Weekly Prompt: Rosa Parks
Every post in this series will include a weekly reading and a list of prompts in response to that reading. Some of them will be focused on craft; some will ask you to evaluate content.
This idea was born from an MFA course I took that focused almost entirely on emulating the style of other writers and then reimagining that first draft into something that was our own but still had echoes of the original. It's also inspired by the heightened sociopolitical reality so many of us come face to face with each day.
Writing can be for pleasure; it can be cathartic; it can be used as a tool; it can preserve memory; it can foster connection. Whatever it may be, I hope this series helps you find what you're looking for out of your practice.
Week of September 28
Craft element to note: Prose poetry. If you're trying to convey a lot of information within a poem, a prose poem may be the best form to use. A prose poem is a segment of text uninterrupted by the usual line breaks and white space found in poetry. The same emphasis is placed on descriptive language, rhythms, and other poetic devices, but there's more room in the text itself for explanation.
Here, Giovanni's use of prose ensures not only that the reader will understand the political point she is trying to make but also that the reader will be aware of the history that led up to Rosa Parks refusing to give up her seat on the bus. People probably know about the Pullman porters, Emmett Till, and Rosa Parks separately, but Giovanni realized that they may not know how that history is intertwined. Instead of leaving it up to chance, she gives us the whole timeline.
The form itself of the prose poem works on a psychological level. Generally, when readers are confronted with a long, unbroken paragraph, the process of reading is tiring and can feel a bit overwhelming. Giovanni is paralleling the reality of the Civil Rights movement: the tiring, overwhelming, never-ending fight for equality.
- Giovanni repeats the refrain "This is for _____ who . . . " and in doing so, reminds us over and over again who we're following—the Pullman porters, the men who kept them safe, Emmett Till, the mothers, Rosa Parks. This works on a structural level by keeping the poem as precise as possible, but it also functions to highlight who is important. The emphasis here is not on the white oppressors and murders; it's on the Black adults and children whose lives led to big and small turning points. Write a poem that starts every line (or every other line, every third line, whichever speaks to you) with "This is for . . ."
- As well as repetition, Giovanni employs the literary device synecdoche, which is when a part of a group represents the whole. In this case, the Pullman porters are described by their actual history—freed slaves who found employment and unionized and ran news from the north to the south and accompanied Emmett Till. But they're also representing every group of Black folks who, in history and in the present, have had to take less than what they're worth, have had to smile for their own safety, have been the touchstone for equality, fighting every day with a hundred small moments. Write a poem founded on synecdoche—examining one item or idea or group while really speaking to something much larger.
- This poem is not only packed with emotion and messaging, it's also packed with information. Think of a moment or series of moments in history powerful to you, and write a poem about it/them.

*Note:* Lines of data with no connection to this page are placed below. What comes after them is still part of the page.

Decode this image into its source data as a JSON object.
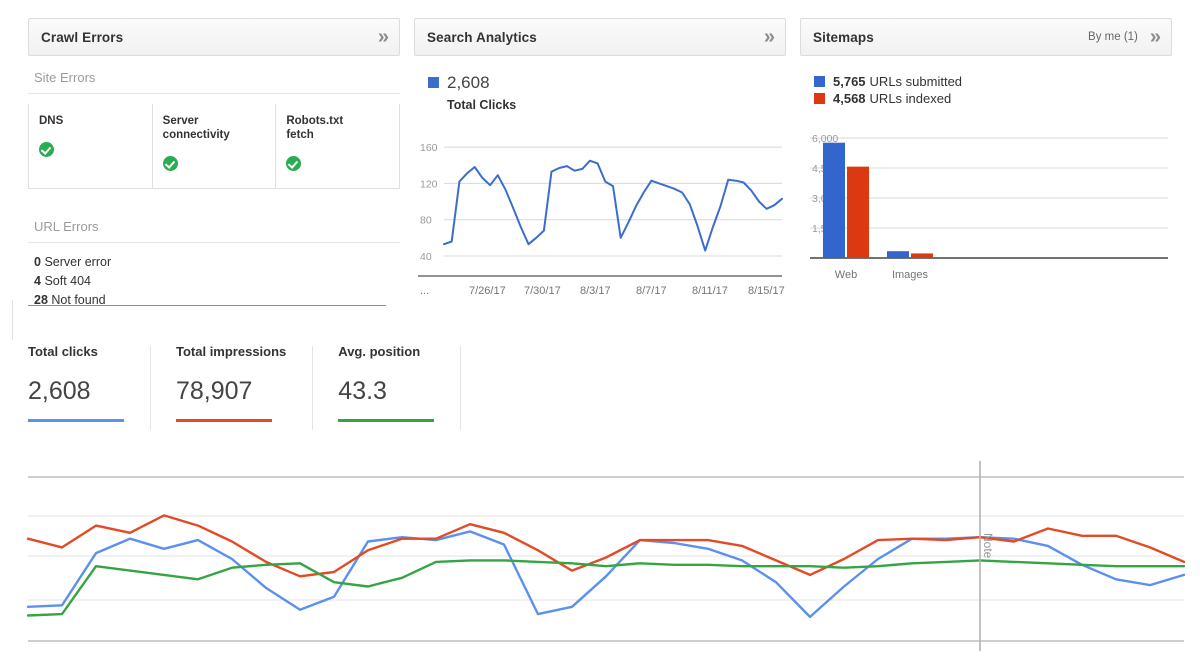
{
  "panels": {
    "crawl_errors": {
      "title": "Crawl Errors",
      "expand_icon": "»",
      "site_errors_label": "Site Errors",
      "site_errors": [
        {
          "name": "DNS",
          "status": "ok"
        },
        {
          "name": "Server connectivity",
          "status": "ok"
        },
        {
          "name": "Robots.txt fetch",
          "status": "ok"
        }
      ],
      "url_errors_label": "URL Errors",
      "url_errors": [
        {
          "count": "0",
          "label": "Server error"
        },
        {
          "count": "4",
          "label": "Soft 404"
        },
        {
          "count": "28",
          "label": "Not found"
        }
      ]
    },
    "search_analytics": {
      "title": "Search Analytics",
      "expand_icon": "»",
      "metric_value": "2,608",
      "metric_label": "Total Clicks",
      "series_color": "#3b6ecc"
    },
    "sitemaps": {
      "title": "Sitemaps",
      "subtitle": "By me (1)",
      "expand_icon": "»",
      "legend": [
        {
          "value": "5,765",
          "label": "URLs submitted",
          "color": "#3366cc"
        },
        {
          "value": "4,568",
          "label": "URLs indexed",
          "color": "#dc3912"
        }
      ]
    }
  },
  "metrics": [
    {
      "label": "Total clicks",
      "value": "2,608",
      "color": "#5b8ff0"
    },
    {
      "label": "Total impressions",
      "value": "78,907",
      "color": "#e24b26"
    },
    {
      "label": "Avg. position",
      "value": "43.3",
      "color": "#35a544"
    }
  ],
  "bottom_chart": {
    "note_label": "Note"
  },
  "chart_data": [
    {
      "type": "line",
      "id": "search-analytics-clicks",
      "title": "Total Clicks",
      "xlabel": "",
      "ylabel": "",
      "ylim": [
        40,
        170
      ],
      "yticks": [
        40,
        80,
        120,
        160
      ],
      "grid": true,
      "legend": [
        "Total Clicks"
      ],
      "legend_position": "top-left",
      "xtick_labels": [
        "...",
        "7/26/17",
        "7/30/17",
        "8/3/17",
        "8/7/17",
        "8/11/17",
        "8/15/17"
      ],
      "series": [
        {
          "name": "Total Clicks",
          "color": "#3b6ecc",
          "values": [
            53,
            56,
            122,
            131,
            138,
            126,
            118,
            129,
            113,
            93,
            72,
            53,
            60,
            68,
            133,
            137,
            139,
            134,
            136,
            145,
            142,
            122,
            117,
            60,
            77,
            95,
            110,
            123,
            120,
            117,
            114,
            110,
            97,
            73,
            46,
            72,
            95,
            124,
            123,
            121,
            112,
            100,
            92,
            96,
            103
          ]
        }
      ]
    },
    {
      "type": "bar",
      "id": "sitemaps-indexing",
      "title": "",
      "xlabel": "",
      "ylabel": "",
      "ylim": [
        0,
        6500
      ],
      "yticks": [
        1500,
        3000,
        4500,
        6000
      ],
      "grid": true,
      "categories": [
        "Web",
        "Images"
      ],
      "series": [
        {
          "name": "URLs submitted",
          "color": "#3366cc",
          "values": [
            5765,
            340
          ]
        },
        {
          "name": "URLs indexed",
          "color": "#dc3912",
          "values": [
            4568,
            228
          ]
        }
      ]
    },
    {
      "type": "line",
      "id": "performance-overview",
      "title": "",
      "xlabel": "",
      "ylabel": "",
      "grid": true,
      "gridline_count": 5,
      "annotations": [
        {
          "label": "Note",
          "x_index": 28
        }
      ],
      "series": [
        {
          "name": "Total clicks",
          "color": "#5b8ff0",
          "values": [
            16,
            17,
            53,
            63,
            56,
            62,
            49,
            29,
            14,
            23,
            61,
            64,
            62,
            68,
            59,
            11,
            16,
            37,
            62,
            60,
            56,
            48,
            33,
            9,
            30,
            49,
            63,
            63,
            64,
            63,
            58,
            45,
            35,
            31,
            38
          ]
        },
        {
          "name": "Total impressions",
          "color": "#e24b26",
          "values": [
            63,
            57,
            72,
            67,
            79,
            72,
            61,
            47,
            37,
            40,
            55,
            63,
            63,
            73,
            67,
            55,
            41,
            50,
            62,
            62,
            62,
            58,
            48,
            38,
            49,
            62,
            63,
            62,
            64,
            61,
            70,
            65,
            65,
            57,
            47
          ]
        },
        {
          "name": "Avg. position",
          "color": "#35a544",
          "values": [
            10,
            11,
            44,
            41,
            38,
            35,
            43,
            45,
            46,
            33,
            30,
            36,
            47,
            48,
            48,
            47,
            46,
            44,
            46,
            45,
            45,
            44,
            44,
            44,
            43,
            44,
            46,
            47,
            48,
            47,
            46,
            45,
            44,
            44,
            44
          ]
        }
      ]
    }
  ]
}
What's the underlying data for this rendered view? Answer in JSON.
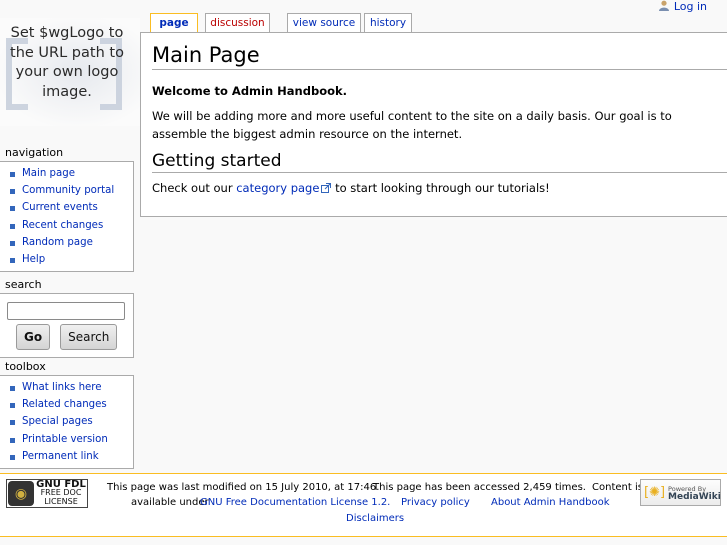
{
  "logo": {
    "placeholder_text": "Set $wgLogo to the URL path to your own logo image."
  },
  "user_tools": {
    "login": "Log in"
  },
  "tabs": [
    {
      "label": "page",
      "selected": true
    },
    {
      "label": "discussion",
      "new": true
    },
    {
      "label": "view source"
    },
    {
      "label": "history"
    }
  ],
  "content": {
    "title": "Main Page",
    "welcome": "Welcome to Admin Handbook.",
    "intro": "We will be adding more and more useful content to the site on a daily basis. Our goal is to assemble the biggest admin resource on the internet.",
    "section_heading": "Getting started",
    "checkout_prefix": "Check out our ",
    "checkout_link": "category page",
    "checkout_suffix": " to start looking through our tutorials!"
  },
  "navigation": {
    "heading": "navigation",
    "items": [
      "Main page",
      "Community portal",
      "Current events",
      "Recent changes",
      "Random page",
      "Help"
    ]
  },
  "search": {
    "heading": "search",
    "input_value": "",
    "go_label": "Go",
    "search_label": "Search"
  },
  "toolbox": {
    "heading": "toolbox",
    "items": [
      "What links here",
      "Related changes",
      "Special pages",
      "Printable version",
      "Permanent link"
    ]
  },
  "footer": {
    "gnu_badge": {
      "line1": "GNU FDL",
      "line2": "FREE DOC",
      "line3": "LICENSE"
    },
    "powered_badge": {
      "line1": "Powered By",
      "line2": "MediaWiki"
    },
    "last_modified": "This page was last modified on 15 July 2010, at 17:46.",
    "accessed": "This page has been accessed 2,459 times.",
    "content_is": "Content is",
    "available_under": "available under",
    "license_link": "GNU Free Documentation License 1.2.",
    "privacy": "Privacy policy",
    "about": "About Admin Handbook",
    "disclaimers": "Disclaimers"
  },
  "colors": {
    "link": "#002bb8",
    "new_link": "#ba0000",
    "accent": "#fabd23",
    "bullet": "#3366bb"
  }
}
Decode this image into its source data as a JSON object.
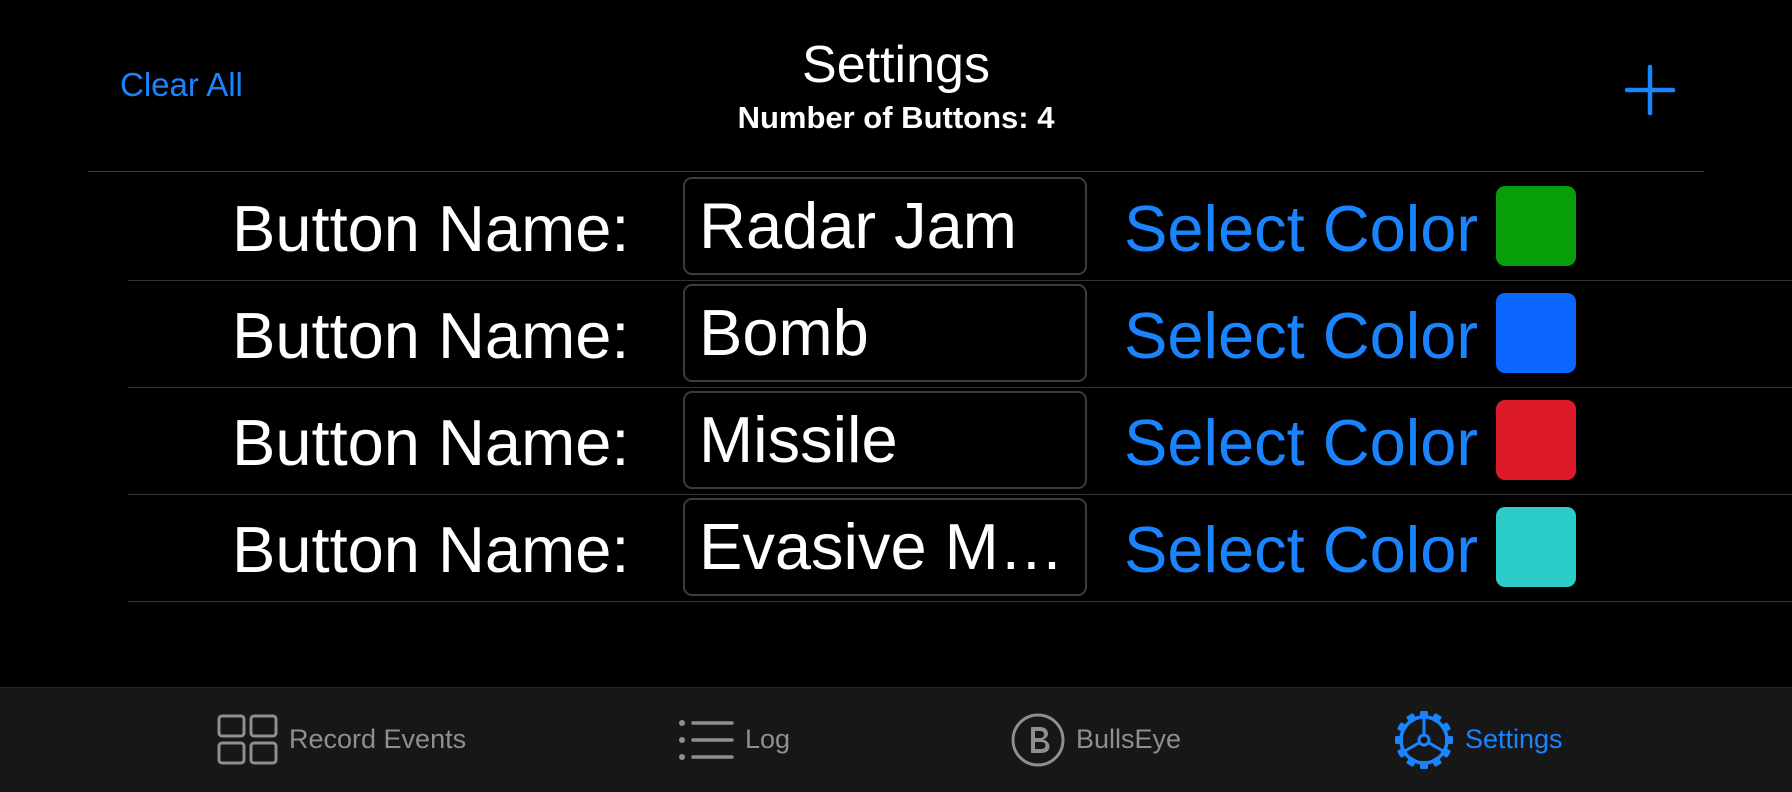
{
  "navbar": {
    "clear_all": "Clear All",
    "title": "Settings",
    "subtitle": "Number of Buttons: 4",
    "add_icon": "plus-icon"
  },
  "rows": [
    {
      "label": "Button Name:",
      "value": "Radar Jam",
      "select_color": "Select Color",
      "color": "#079e0a"
    },
    {
      "label": "Button Name:",
      "value": "Bomb",
      "select_color": "Select Color",
      "color": "#0a66ff"
    },
    {
      "label": "Button Name:",
      "value": "Missile",
      "select_color": "Select Color",
      "color": "#dd1a2a"
    },
    {
      "label": "Button Name:",
      "value": "Evasive Ma...",
      "select_color": "Select Color",
      "color": "#2ccdc8"
    }
  ],
  "tabbar": {
    "tabs": [
      {
        "label": "Record Events",
        "icon": "grid-icon",
        "active": false
      },
      {
        "label": "Log",
        "icon": "list-icon",
        "active": false
      },
      {
        "label": "BullsEye",
        "icon": "circle-b-icon",
        "active": false
      },
      {
        "label": "Settings",
        "icon": "gear-icon",
        "active": true
      }
    ]
  },
  "colors": {
    "accent": "#1a84ff",
    "inactive": "#8e8e93",
    "background": "#000000",
    "tabbar_background": "#171717"
  }
}
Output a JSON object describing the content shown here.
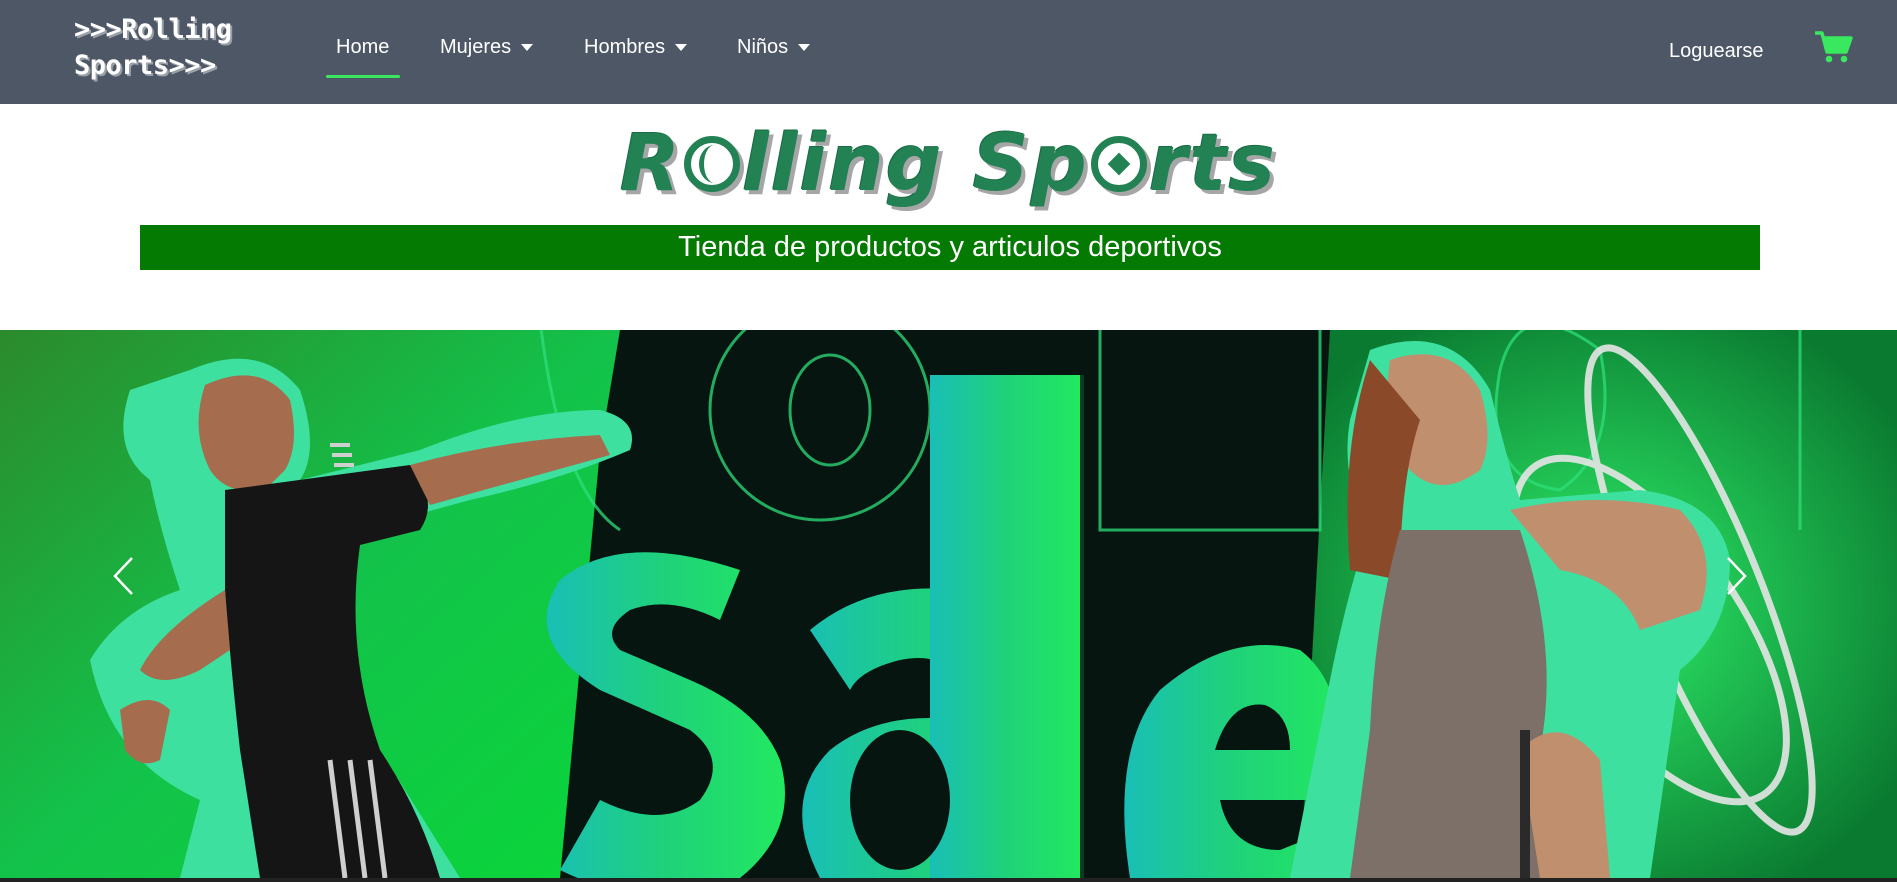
{
  "navbar": {
    "brand_line1": ">>>Rolling",
    "brand_line2": "Sports>>>",
    "links": [
      {
        "label": "Home",
        "active": true
      },
      {
        "label": "Mujeres",
        "dropdown": true
      },
      {
        "label": "Hombres",
        "dropdown": true
      },
      {
        "label": "Niños",
        "dropdown": true
      }
    ],
    "login_label": "Loguearse",
    "cart_icon": "shopping-cart-icon"
  },
  "header": {
    "logo_part1": "R",
    "logo_part2": "lling Sp",
    "logo_part3": "rts",
    "tagline": "Tienda de productos y articulos deportivos"
  },
  "carousel": {
    "slide_word": "sale",
    "prev_icon": "chevron-left-icon",
    "next_icon": "chevron-right-icon"
  },
  "colors": {
    "navbar_bg": "#4d5766",
    "accent_green": "#39e85f",
    "logo_green": "#238254",
    "tagline_bg": "#047a02"
  }
}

- This poem is titled "Rosa Parks," but we don't encounter Rosa Parks on the page until the very end. Choose a historical figure and write a couple lines about their accomplishment. Now set those lines at the end. Focus the majority of the poem on what led up to that figure's action(s).
- As mentioned, Giovanni uses the claustrophobic form of the prose poem to parallel the feel of the Civil Rights movement. Choose a memory, moment, or topic that lends itself to this same feeling—endless, exhausting, overwhelming, suffocating. Write a prose poem about it that focuses on the experience of reading.